Prehistory and Neuroscience


Evolutionary anthropology must rely on both paleontological and neontological evidence as to provide a reliable comparative framework to test hypotheses and theories. This requirement is even more stringent when dealing with brain and cognitive evolution, because of the noticeable difficulties when investigating anatomical and behavioural aspects in extinct species. Paleoneurology is the study of brain anatomy in fossil taxa. It largely deals with the functional and structural relationships between skull and brain in ontogeny and phylogeny, relying on digital anatomy, computed morphometrics and numerical modelling to perform intra- and inter-specific morphological comparisons. Neuroarchaeology, instead, investigates brain functions associated with behaviours inferred from the archaeological record. Finally, cognitive archaeology concerns the study of those same behaviours according to current psychological models. Namely, these three fields deal with brain anatomy, brain functions, and the cognitive process, respectively. A proper integration between these three perspectives is necessary to provide a consistent comparative background when making inference on brain evolution in fossil hominids.


Emiliano Bruner is PhD in Animal Biology for the University La Sapienza, Rome (Italy). Since 2007, he is Research Group Leader in Hominid Paleoneurobiology at the National Research Center for Human Evolution, Burgos (Spain). He has published more than 150 scientific papers, and his main research areas deal with human evolution, brain evolution, paleoneurology, comparative neuroanatomy, and cognitive archaeology. He employs a wide array of methods and techniques that includes geometric morphometrics, multivariate statistics, digital imaging, network analysis, electrodermal analysis, psychometrics and eye-tracking. His research is particularly focused on the evolution of the parietal lobes, and on the evolution of visuospatial integration, body perception, and attention.
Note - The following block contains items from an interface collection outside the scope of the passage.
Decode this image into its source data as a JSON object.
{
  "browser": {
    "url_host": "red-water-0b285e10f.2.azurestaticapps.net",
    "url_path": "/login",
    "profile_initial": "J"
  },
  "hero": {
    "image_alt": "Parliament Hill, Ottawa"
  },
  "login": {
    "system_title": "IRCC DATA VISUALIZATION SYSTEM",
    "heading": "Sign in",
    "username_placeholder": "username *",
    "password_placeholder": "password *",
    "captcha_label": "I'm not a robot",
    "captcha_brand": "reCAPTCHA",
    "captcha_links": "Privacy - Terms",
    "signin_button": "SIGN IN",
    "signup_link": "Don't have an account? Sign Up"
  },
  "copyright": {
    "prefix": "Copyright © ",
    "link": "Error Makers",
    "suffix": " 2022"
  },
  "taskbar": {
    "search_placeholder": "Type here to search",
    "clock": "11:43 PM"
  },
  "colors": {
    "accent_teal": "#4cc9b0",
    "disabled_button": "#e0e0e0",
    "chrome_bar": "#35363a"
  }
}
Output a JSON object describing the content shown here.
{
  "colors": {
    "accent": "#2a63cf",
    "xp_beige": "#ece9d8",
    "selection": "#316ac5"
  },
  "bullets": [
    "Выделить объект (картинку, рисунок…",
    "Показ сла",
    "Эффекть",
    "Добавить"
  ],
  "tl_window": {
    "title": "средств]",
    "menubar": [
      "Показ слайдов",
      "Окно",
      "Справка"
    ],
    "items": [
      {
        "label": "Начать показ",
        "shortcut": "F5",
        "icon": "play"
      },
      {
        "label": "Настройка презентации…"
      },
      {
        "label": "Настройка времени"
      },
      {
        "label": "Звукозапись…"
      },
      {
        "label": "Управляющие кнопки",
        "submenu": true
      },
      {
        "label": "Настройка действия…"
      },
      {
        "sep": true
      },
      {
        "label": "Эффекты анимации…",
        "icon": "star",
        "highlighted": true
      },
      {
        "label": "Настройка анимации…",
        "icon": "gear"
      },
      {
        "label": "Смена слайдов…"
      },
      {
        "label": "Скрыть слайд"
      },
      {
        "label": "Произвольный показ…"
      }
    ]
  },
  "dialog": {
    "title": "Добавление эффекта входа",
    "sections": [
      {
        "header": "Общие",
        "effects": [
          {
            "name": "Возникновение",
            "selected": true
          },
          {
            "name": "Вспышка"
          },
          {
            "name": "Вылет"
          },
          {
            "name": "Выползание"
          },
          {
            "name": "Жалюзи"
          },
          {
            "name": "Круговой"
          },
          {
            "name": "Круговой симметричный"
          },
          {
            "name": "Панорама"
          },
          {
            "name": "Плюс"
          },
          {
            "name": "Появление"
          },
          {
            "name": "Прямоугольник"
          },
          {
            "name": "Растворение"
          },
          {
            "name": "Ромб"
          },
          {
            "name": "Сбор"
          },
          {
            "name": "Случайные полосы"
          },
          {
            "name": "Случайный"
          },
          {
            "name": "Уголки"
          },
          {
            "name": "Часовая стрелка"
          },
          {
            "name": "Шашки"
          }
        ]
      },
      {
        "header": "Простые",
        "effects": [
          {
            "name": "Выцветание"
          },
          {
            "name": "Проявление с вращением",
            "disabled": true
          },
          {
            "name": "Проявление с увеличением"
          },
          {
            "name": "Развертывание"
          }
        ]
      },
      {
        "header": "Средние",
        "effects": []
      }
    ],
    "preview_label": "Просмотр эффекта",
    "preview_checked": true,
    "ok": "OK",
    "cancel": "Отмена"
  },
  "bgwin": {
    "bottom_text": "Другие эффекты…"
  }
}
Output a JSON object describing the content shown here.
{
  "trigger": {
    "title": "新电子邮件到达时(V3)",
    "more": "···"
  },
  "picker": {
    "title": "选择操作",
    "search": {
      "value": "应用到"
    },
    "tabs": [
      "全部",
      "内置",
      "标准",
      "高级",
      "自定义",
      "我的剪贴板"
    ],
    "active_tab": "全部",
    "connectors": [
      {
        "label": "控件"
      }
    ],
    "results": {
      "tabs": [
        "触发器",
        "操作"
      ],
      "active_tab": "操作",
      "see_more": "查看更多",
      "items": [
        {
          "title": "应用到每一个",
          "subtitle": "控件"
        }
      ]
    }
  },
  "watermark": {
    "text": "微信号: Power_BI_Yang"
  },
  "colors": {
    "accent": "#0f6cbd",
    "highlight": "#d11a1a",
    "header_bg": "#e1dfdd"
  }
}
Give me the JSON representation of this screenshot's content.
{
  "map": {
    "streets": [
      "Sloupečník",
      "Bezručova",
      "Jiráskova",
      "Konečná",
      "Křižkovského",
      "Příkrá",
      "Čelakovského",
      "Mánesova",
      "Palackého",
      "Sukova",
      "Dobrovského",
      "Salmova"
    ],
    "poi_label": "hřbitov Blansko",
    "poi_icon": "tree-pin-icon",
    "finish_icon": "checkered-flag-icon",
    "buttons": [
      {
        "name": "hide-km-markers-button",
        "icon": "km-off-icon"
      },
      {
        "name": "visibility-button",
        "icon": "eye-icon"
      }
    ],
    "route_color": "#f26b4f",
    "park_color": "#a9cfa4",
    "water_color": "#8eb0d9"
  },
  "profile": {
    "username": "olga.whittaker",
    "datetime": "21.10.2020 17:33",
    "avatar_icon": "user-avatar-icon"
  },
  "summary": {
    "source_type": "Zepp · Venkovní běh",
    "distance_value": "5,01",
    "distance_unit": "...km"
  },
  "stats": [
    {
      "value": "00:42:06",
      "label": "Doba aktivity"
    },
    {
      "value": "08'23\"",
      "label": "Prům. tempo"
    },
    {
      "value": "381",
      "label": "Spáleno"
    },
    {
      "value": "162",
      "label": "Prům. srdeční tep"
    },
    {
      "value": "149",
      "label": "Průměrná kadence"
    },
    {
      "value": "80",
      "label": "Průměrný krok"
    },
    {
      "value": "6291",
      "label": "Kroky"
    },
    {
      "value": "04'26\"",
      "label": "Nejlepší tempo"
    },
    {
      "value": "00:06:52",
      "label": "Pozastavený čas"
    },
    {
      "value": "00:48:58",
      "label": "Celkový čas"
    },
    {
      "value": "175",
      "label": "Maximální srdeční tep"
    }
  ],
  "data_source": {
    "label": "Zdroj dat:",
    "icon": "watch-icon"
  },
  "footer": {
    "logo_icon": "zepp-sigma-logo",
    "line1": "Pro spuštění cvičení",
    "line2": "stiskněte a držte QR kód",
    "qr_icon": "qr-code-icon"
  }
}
He is involved in science dissemination, writing for several Spanish magazines and blogs.